In a study by Jennifer Frost and Laura Lindberg of the Guttmacher Institute, it was found that women use birth control because it "allows them to better care for themselves and their families, complete their education and achieve economic security."

Earlier this week, I asked Rachelle Suissa, president of Brooklyn-Queens National Organization for Women (NOW) about the importance of birth control being more accessible. According to Suissa:

Birth control should be more accessible for women in the United States because increasing numbers of women in their 20s and early 30s are choosing to postpone marriage and motherhood in favor of pursuing academic, career and other related goals. Therefore, birth control is essential to their ability to achieve the work-life balance so that when they have completed their professional goals, they would be able to successfully focus on having a family. Having access to birth control is key to increasing the number of women on corporate boards, school boards, and in public office.

3.) It Reduces the Teen Birth Rate

Earlier this month, the Colorado Department of Public Health and Environment announced that the state's teen birth rate dropped 40 percent between 2009 and 2013. This was in large part due to a program that provides contraception to low-income women.

4.) Access to Birth Control Can Help Decrease Abortion Rates

Lack of readily available contraception and sex education is one of the top reasons for abortions. Last year, a study by Washington University School of Medicine researchers showed that when barriers to contraceptive access are removed, teen pregnancy and abortion rates plummet.

5.) 70 Percent Favor Legalizing Over-the-Counter Birth Control

This is an issue which women across the political spectrum seem to agree with -- it should be available without a prescription. According to a Reason-Rupe poll, "70 percent of Americans favor legalizing over-the-counter birth control pills and patches without a doctor's prescription."

6.) It Saves Taxpayers Billions of Dollars

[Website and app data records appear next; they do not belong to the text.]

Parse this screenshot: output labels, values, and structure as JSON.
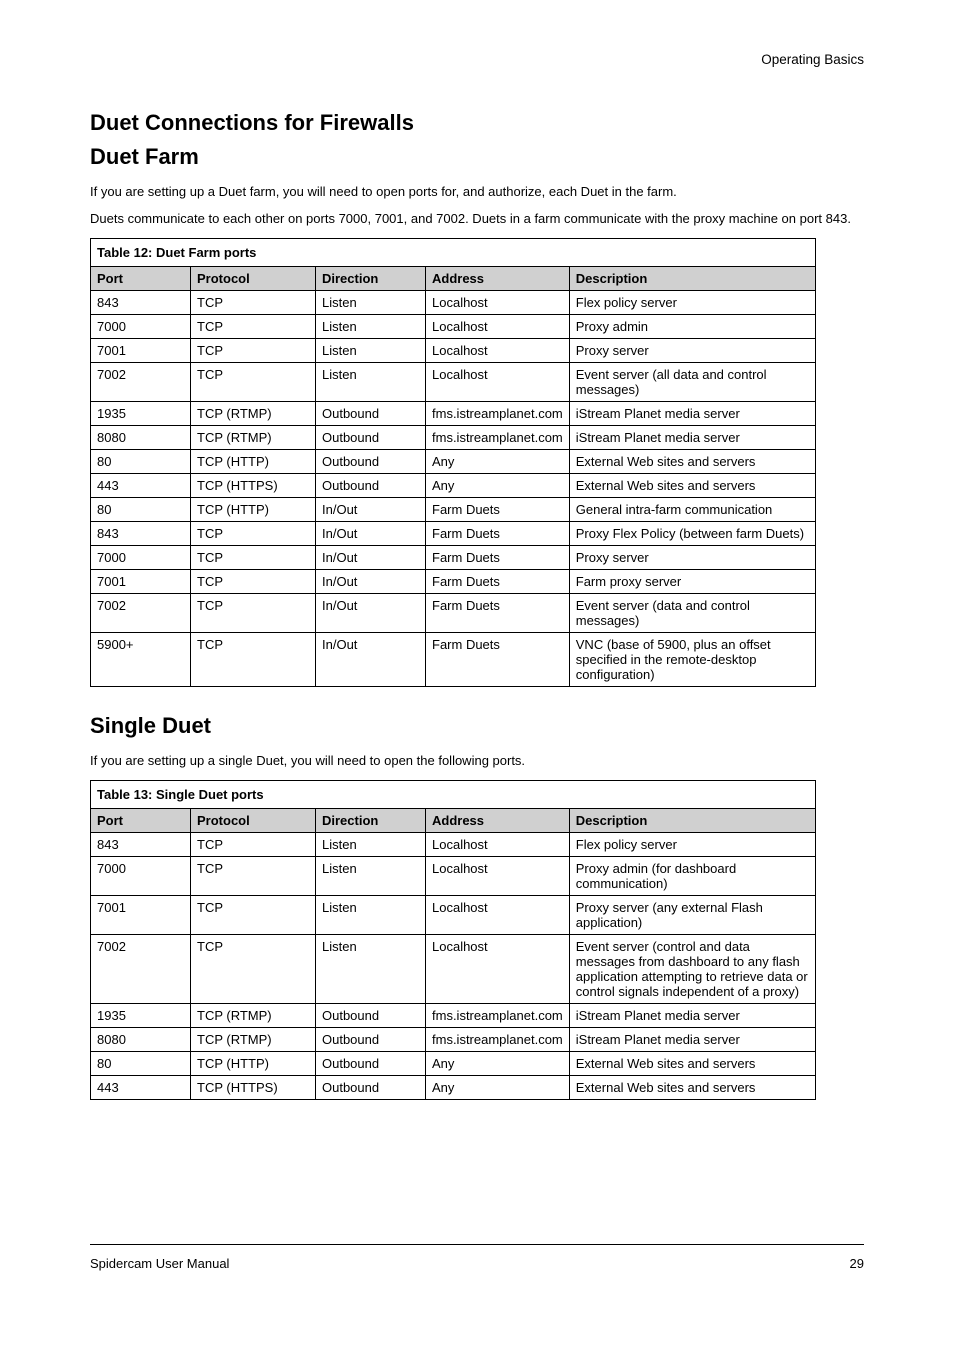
{
  "header": {
    "right": "Operating Basics"
  },
  "intro": {
    "title": "Duet Connections for Firewalls",
    "subtitle": "Duet Farm",
    "para1": "If you are setting up a Duet farm, you will need to open ports for, and authorize, each Duet in the farm.",
    "para2": "Duets communicate to each other on ports 7000, 7001, and 7002. Duets in a farm communicate with the proxy machine on port 843."
  },
  "table1": {
    "caption": "Table 12: Duet Farm ports",
    "headers": [
      "Port",
      "Protocol",
      "Direction",
      "Address",
      "Description"
    ],
    "rows": [
      [
        "843",
        "TCP",
        "Listen",
        "Localhost",
        "Flex policy server"
      ],
      [
        "7000",
        "TCP",
        "Listen",
        "Localhost",
        "Proxy admin"
      ],
      [
        "7001",
        "TCP",
        "Listen",
        "Localhost",
        "Proxy server"
      ],
      [
        "7002",
        "TCP",
        "Listen",
        "Localhost",
        "Event server (all data and control messages)"
      ],
      [
        "1935",
        "TCP (RTMP)",
        "Outbound",
        "fms.istreamplanet.com",
        "iStream Planet media server"
      ],
      [
        "8080",
        "TCP (RTMP)",
        "Outbound",
        "fms.istreamplanet.com",
        "iStream Planet media server"
      ],
      [
        "80",
        "TCP (HTTP)",
        "Outbound",
        "Any",
        "External Web sites and servers"
      ],
      [
        "443",
        "TCP (HTTPS)",
        "Outbound",
        "Any",
        "External Web sites and servers"
      ],
      [
        "80",
        "TCP (HTTP)",
        "In/Out",
        "Farm Duets",
        "General intra-farm communication"
      ],
      [
        "843",
        "TCP",
        "In/Out",
        "Farm Duets",
        "Proxy Flex Policy (between farm Duets)"
      ],
      [
        "7000",
        "TCP",
        "In/Out",
        "Farm Duets",
        "Proxy server"
      ],
      [
        "7001",
        "TCP",
        "In/Out",
        "Farm Duets",
        "Farm proxy server"
      ],
      [
        "7002",
        "TCP",
        "In/Out",
        "Farm Duets",
        "Event server (data and control messages)"
      ],
      [
        "5900+",
        "TCP",
        "In/Out",
        "Farm Duets",
        "VNC (base of 5900, plus an offset specified in the remote-desktop configuration)"
      ]
    ]
  },
  "single": {
    "title": "Single Duet",
    "para": "If you are setting up a single Duet, you will need to open the following ports."
  },
  "table2": {
    "caption": "Table 13: Single Duet ports",
    "headers": [
      "Port",
      "Protocol",
      "Direction",
      "Address",
      "Description"
    ],
    "rows": [
      [
        "843",
        "TCP",
        "Listen",
        "Localhost",
        "Flex policy server"
      ],
      [
        "7000",
        "TCP",
        "Listen",
        "Localhost",
        "Proxy admin (for dashboard communication)"
      ],
      [
        "7001",
        "TCP",
        "Listen",
        "Localhost",
        "Proxy server (any external Flash application)"
      ],
      [
        "7002",
        "TCP",
        "Listen",
        "Localhost",
        "Event server (control and data messages from dashboard to any flash application attempting to retrieve data or control signals independent of a proxy)"
      ],
      [
        "1935",
        "TCP (RTMP)",
        "Outbound",
        "fms.istreamplanet.com",
        "iStream Planet media server"
      ],
      [
        "8080",
        "TCP (RTMP)",
        "Outbound",
        "fms.istreamplanet.com",
        "iStream Planet media server"
      ],
      [
        "80",
        "TCP (HTTP)",
        "Outbound",
        "Any",
        "External Web sites and servers"
      ],
      [
        "443",
        "TCP (HTTPS)",
        "Outbound",
        "Any",
        "External Web sites and servers"
      ]
    ]
  },
  "footer": {
    "left": "Spidercam User Manual",
    "right": "29"
  }
}
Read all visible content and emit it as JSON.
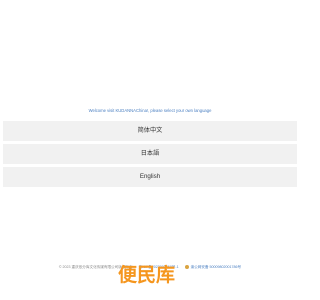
{
  "welcome_text": "Welcome visit KUDANNAChina!, please select your own language",
  "languages": [
    {
      "label": "简体中文"
    },
    {
      "label": "日本語"
    },
    {
      "label": "English"
    }
  ],
  "footer": {
    "copyright": "© 2023 重庆依分库文化传媒有限公司版权所有",
    "icp": "渝ICP备2023000468号-1",
    "police_record": "渝公网安备 50009802001786号"
  },
  "brand": {
    "logo_text": "便民库",
    "color": "#f5961e"
  },
  "colors": {
    "link": "#4a7fc1",
    "button_bg": "#f1f1f1"
  }
}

According to a study posted in the New England Journal of Medicine, "In 2010, births involving teenage mothers cost the United States nearly $10 billion in increased public assistance and health care and in income lost as a result of lower educational attainment and reduced earnings among children born to teenage mothers." By preventing pregnancies, taxpayers would save billions of dollars each year.